Omit all pictures, then repeat the listing exactly.

● ● ● ●

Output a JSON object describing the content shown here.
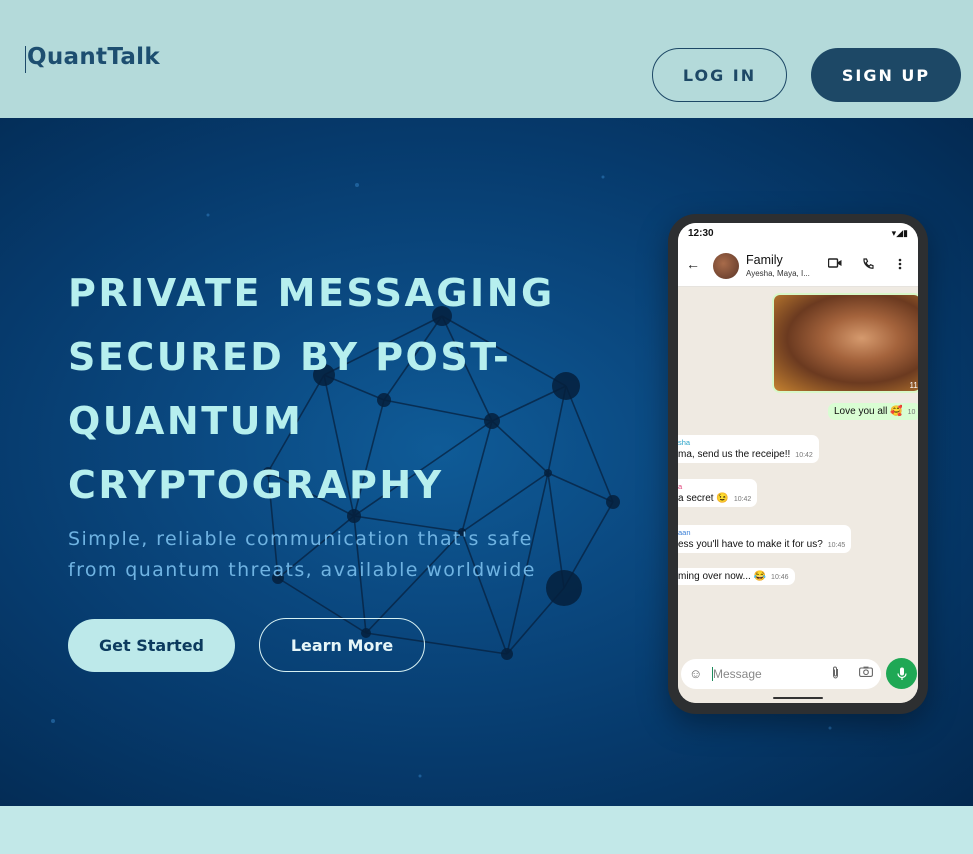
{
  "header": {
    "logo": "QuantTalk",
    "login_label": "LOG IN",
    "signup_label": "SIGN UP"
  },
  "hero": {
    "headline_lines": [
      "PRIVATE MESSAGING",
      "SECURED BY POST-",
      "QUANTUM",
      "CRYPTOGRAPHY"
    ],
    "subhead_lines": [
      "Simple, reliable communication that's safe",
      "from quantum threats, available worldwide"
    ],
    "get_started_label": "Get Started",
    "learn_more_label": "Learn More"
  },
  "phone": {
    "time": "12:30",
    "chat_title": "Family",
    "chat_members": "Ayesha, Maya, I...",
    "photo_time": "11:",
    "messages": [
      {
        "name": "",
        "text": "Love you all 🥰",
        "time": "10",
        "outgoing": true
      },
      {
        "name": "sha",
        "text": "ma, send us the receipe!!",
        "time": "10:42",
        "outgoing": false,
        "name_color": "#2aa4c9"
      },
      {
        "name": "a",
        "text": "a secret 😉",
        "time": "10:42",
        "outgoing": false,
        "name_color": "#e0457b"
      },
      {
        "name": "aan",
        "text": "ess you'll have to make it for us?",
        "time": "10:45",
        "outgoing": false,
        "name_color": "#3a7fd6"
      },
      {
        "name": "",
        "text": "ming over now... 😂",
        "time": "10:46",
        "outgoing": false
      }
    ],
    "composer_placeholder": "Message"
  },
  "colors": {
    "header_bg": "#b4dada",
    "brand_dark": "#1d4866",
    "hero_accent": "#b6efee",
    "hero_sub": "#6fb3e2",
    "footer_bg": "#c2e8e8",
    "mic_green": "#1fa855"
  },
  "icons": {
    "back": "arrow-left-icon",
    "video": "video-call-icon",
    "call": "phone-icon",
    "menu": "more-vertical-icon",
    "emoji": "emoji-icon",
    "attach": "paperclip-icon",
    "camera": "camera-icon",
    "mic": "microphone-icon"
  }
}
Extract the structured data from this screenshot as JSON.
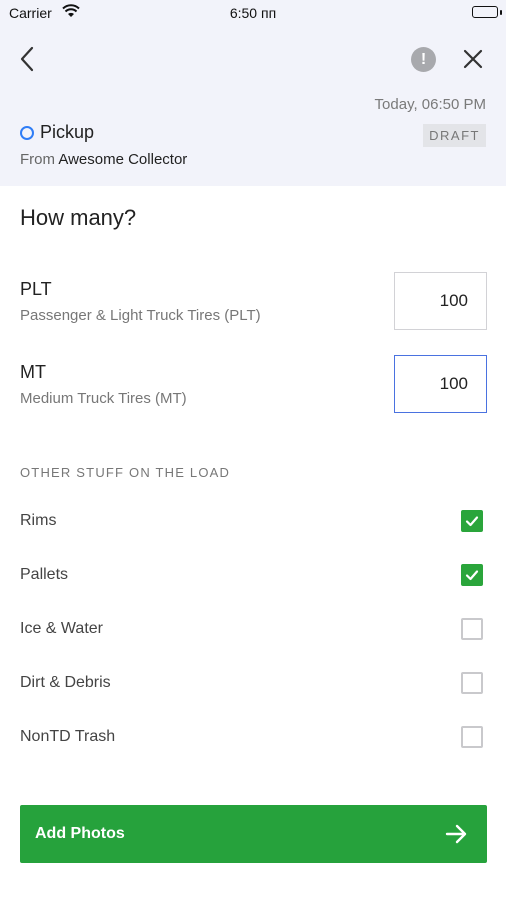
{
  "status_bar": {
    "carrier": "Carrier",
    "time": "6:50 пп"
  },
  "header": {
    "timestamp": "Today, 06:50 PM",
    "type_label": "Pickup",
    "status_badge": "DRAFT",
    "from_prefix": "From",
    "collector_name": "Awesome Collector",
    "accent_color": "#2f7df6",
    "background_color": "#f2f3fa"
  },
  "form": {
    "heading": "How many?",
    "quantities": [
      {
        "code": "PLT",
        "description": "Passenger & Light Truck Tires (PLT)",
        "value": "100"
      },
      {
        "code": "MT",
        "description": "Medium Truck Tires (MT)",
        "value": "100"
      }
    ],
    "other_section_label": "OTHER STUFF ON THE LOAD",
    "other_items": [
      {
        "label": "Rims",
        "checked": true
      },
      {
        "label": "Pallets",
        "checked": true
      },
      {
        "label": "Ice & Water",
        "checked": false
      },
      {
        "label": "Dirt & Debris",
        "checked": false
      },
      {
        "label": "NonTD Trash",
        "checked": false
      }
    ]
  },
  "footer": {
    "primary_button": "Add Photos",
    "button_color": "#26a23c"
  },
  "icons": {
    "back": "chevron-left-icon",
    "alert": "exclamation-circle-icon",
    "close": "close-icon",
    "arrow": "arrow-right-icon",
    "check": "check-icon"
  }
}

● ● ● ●

Finished exercise:
Output a JSON object describing the content shown here.
{
  "header": {
    "logo": "QuantTalk",
    "login_label": "LOG IN",
    "signup_label": "SIGN UP"
  },
  "hero": {
    "headline_lines": [
      "PRIVATE MESSAGING",
      "SECURED BY POST-",
      "QUANTUM",
      "CRYPTOGRAPHY"
    ],
    "subhead_lines": [
      "Simple, reliable communication that's safe",
      "from quantum threats, available worldwide"
    ],
    "get_started_label": "Get Started",
    "learn_more_label": "Learn More"
  },
  "phone": {
    "time": "12:30",
    "chat_title": "Family",
    "chat_members": "Ayesha, Maya, I...",
    "photo_time": "11:",
    "messages": [
      {
        "name": "",
        "text": "Love you all 🥰",
        "time": "10",
        "outgoing": true
      },
      {
        "name": "sha",
        "text": "ma, send us the receipe!!",
        "time": "10:42",
        "outgoing": false,
        "name_color": "#2aa4c9"
      },
      {
        "name": "a",
        "text": "a secret 😉",
        "time": "10:42",
        "outgoing": false,
        "name_color": "#e0457b"
      },
      {
        "name": "aan",
        "text": "ess you'll have to make it for us?",
        "time": "10:45",
        "outgoing": false,
        "name_color": "#3a7fd6"
      },
      {
        "name": "",
        "text": "ming over now... 😂",
        "time": "10:46",
        "outgoing": false
      }
    ],
    "composer_placeholder": "Message"
  },
  "colors": {
    "header_bg": "#b4dada",
    "brand_dark": "#1d4866",
    "hero_accent": "#b6efee",
    "hero_sub": "#6fb3e2",
    "footer_bg": "#c2e8e8",
    "mic_green": "#1fa855"
  },
  "icons": {
    "back": "arrow-left-icon",
    "video": "video-call-icon",
    "call": "phone-icon",
    "menu": "more-vertical-icon",
    "emoji": "emoji-icon",
    "attach": "paperclip-icon",
    "camera": "camera-icon",
    "mic": "microphone-icon"
  }
}
Extract the structured data from this screenshot as JSON.
{
  "status_bar": {
    "carrier": "Carrier",
    "time": "6:50 пп"
  },
  "header": {
    "timestamp": "Today, 06:50 PM",
    "type_label": "Pickup",
    "status_badge": "DRAFT",
    "from_prefix": "From",
    "collector_name": "Awesome Collector",
    "accent_color": "#2f7df6",
    "background_color": "#f2f3fa"
  },
  "form": {
    "heading": "How many?",
    "quantities": [
      {
        "code": "PLT",
        "description": "Passenger & Light Truck Tires (PLT)",
        "value": "100"
      },
      {
        "code": "MT",
        "description": "Medium Truck Tires (MT)",
        "value": "100"
      }
    ],
    "other_section_label": "OTHER STUFF ON THE LOAD",
    "other_items": [
      {
        "label": "Rims",
        "checked": true
      },
      {
        "label": "Pallets",
        "checked": true
      },
      {
        "label": "Ice & Water",
        "checked": false
      },
      {
        "label": "Dirt & Debris",
        "checked": false
      },
      {
        "label": "NonTD Trash",
        "checked": false
      }
    ]
  },
  "footer": {
    "primary_button": "Add Photos",
    "button_color": "#26a23c"
  },
  "icons": {
    "back": "chevron-left-icon",
    "alert": "exclamation-circle-icon",
    "close": "close-icon",
    "arrow": "arrow-right-icon",
    "check": "check-icon"
  }
}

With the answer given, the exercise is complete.